Scan the material below for the word "JSON", then copy every line in which it appears.
----
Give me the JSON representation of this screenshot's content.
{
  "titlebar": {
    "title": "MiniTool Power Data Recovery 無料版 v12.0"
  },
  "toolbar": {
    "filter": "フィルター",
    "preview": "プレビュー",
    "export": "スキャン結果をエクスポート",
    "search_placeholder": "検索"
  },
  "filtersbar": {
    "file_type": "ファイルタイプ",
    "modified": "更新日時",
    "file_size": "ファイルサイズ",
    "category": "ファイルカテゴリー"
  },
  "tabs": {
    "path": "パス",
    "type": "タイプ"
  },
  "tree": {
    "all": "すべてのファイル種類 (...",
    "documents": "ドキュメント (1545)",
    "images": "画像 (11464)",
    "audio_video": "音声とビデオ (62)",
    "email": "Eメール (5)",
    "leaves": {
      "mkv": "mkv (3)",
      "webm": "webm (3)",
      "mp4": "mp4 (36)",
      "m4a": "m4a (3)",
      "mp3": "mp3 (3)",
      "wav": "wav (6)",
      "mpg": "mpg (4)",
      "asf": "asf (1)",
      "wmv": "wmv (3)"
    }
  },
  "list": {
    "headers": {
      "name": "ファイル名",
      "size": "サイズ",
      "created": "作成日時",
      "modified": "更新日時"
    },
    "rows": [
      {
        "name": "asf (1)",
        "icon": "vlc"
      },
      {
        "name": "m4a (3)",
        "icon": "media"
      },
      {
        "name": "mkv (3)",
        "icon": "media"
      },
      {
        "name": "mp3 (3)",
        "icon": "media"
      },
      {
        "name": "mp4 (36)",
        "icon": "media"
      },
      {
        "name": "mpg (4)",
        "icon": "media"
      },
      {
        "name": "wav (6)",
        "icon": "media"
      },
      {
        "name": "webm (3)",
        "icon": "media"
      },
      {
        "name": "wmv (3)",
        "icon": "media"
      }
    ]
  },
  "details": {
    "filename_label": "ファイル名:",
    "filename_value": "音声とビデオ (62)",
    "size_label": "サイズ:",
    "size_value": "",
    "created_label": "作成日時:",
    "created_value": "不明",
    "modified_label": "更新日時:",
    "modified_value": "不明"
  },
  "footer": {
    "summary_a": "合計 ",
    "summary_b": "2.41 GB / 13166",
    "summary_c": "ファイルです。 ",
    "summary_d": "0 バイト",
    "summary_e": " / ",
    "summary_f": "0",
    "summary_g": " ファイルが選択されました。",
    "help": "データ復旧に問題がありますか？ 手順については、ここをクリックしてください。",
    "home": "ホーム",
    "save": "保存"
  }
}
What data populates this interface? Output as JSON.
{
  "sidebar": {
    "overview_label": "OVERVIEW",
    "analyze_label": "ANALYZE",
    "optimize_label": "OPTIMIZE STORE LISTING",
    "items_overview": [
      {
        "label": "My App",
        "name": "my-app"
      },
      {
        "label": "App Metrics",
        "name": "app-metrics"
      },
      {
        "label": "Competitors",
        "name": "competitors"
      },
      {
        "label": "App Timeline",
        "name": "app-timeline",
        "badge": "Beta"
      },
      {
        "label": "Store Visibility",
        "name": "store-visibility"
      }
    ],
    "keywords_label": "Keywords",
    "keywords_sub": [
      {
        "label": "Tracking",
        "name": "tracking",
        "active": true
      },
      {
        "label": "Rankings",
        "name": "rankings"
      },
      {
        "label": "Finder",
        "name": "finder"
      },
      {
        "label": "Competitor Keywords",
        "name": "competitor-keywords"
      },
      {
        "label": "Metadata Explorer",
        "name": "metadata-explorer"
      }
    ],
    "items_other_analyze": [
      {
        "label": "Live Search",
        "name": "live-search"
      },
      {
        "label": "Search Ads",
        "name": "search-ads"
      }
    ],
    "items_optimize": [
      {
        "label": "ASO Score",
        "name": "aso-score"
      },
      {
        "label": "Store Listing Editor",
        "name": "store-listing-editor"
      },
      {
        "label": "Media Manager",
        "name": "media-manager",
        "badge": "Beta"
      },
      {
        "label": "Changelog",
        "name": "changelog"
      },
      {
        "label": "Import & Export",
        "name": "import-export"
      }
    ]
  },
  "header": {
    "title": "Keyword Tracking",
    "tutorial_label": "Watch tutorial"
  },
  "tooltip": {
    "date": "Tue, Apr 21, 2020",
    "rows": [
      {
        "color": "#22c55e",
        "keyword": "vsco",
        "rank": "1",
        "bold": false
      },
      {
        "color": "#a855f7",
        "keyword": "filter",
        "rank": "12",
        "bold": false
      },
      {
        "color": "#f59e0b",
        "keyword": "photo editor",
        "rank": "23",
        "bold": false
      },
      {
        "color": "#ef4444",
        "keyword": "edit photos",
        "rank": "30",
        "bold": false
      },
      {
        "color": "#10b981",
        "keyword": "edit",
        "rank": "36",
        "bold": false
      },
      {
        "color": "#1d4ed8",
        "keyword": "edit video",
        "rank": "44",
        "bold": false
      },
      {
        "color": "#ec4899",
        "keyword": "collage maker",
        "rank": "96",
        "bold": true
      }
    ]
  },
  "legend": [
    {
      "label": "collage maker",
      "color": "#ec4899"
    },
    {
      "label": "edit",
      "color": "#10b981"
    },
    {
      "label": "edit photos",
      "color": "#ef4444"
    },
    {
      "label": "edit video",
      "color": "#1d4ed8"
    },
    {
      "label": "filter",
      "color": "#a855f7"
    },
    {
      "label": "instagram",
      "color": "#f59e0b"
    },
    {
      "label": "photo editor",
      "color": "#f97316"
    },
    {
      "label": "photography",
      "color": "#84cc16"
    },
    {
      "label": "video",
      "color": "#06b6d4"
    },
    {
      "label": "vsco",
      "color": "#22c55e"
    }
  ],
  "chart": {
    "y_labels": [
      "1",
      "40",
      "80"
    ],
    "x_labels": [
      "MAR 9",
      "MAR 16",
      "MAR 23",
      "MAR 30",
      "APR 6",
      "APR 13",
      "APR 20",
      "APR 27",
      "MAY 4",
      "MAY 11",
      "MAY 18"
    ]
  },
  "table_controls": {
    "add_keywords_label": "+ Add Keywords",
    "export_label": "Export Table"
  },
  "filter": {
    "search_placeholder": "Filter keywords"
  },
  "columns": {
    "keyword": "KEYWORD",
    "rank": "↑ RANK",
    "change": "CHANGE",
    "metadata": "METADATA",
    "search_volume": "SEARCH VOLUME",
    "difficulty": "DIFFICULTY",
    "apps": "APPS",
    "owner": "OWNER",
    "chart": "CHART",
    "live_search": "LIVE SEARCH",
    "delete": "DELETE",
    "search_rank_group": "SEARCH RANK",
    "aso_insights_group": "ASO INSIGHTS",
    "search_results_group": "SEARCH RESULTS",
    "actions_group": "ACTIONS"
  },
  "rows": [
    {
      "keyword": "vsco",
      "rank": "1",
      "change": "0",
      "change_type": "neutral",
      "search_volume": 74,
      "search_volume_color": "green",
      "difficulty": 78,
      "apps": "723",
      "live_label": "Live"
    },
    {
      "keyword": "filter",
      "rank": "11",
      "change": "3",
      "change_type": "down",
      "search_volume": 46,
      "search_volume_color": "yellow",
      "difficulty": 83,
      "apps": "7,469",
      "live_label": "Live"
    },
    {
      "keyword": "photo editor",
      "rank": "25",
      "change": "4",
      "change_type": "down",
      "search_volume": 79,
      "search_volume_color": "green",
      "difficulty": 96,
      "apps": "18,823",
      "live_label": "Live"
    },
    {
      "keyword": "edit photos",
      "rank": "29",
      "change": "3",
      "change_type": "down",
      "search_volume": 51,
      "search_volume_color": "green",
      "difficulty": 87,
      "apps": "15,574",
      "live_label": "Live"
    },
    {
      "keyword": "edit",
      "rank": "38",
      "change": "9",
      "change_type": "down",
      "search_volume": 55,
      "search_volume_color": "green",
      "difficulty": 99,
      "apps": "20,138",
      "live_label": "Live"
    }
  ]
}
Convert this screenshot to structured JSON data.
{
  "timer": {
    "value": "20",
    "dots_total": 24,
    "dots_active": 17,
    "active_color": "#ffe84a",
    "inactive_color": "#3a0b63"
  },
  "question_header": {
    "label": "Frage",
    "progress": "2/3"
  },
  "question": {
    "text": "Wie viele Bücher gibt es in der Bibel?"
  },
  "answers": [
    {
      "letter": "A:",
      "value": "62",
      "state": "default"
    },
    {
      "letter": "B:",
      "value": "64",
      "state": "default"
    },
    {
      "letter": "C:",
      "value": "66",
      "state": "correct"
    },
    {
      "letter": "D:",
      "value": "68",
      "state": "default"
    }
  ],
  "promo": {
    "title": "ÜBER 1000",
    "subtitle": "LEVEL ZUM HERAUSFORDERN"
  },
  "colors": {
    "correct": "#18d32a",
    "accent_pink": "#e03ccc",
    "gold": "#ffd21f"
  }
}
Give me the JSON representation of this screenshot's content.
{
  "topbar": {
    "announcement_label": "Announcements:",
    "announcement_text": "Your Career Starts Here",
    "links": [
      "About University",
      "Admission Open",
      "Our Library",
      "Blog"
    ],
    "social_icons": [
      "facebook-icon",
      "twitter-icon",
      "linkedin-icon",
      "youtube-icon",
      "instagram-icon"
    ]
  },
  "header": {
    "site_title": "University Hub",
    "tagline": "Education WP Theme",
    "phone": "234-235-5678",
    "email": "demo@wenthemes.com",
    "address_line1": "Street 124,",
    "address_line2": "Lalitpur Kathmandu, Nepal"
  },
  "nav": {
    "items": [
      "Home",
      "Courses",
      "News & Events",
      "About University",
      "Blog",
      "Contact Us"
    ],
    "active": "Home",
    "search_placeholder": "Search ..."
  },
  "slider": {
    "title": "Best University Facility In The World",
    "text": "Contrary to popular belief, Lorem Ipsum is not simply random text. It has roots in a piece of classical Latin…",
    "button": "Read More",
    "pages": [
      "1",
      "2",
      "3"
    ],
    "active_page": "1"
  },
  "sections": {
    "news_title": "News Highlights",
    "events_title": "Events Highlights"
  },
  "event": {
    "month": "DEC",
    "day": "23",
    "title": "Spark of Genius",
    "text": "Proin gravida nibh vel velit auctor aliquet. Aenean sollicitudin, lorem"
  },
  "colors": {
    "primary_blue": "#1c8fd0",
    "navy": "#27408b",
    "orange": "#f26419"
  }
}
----
▶ Result of the task:
Give me the JSON representation of this screenshot's content.
What data populates this interface? Output as JSON.
Convert this screenshot to structured JSON data.
Give me the JSON representation of this screenshot's content.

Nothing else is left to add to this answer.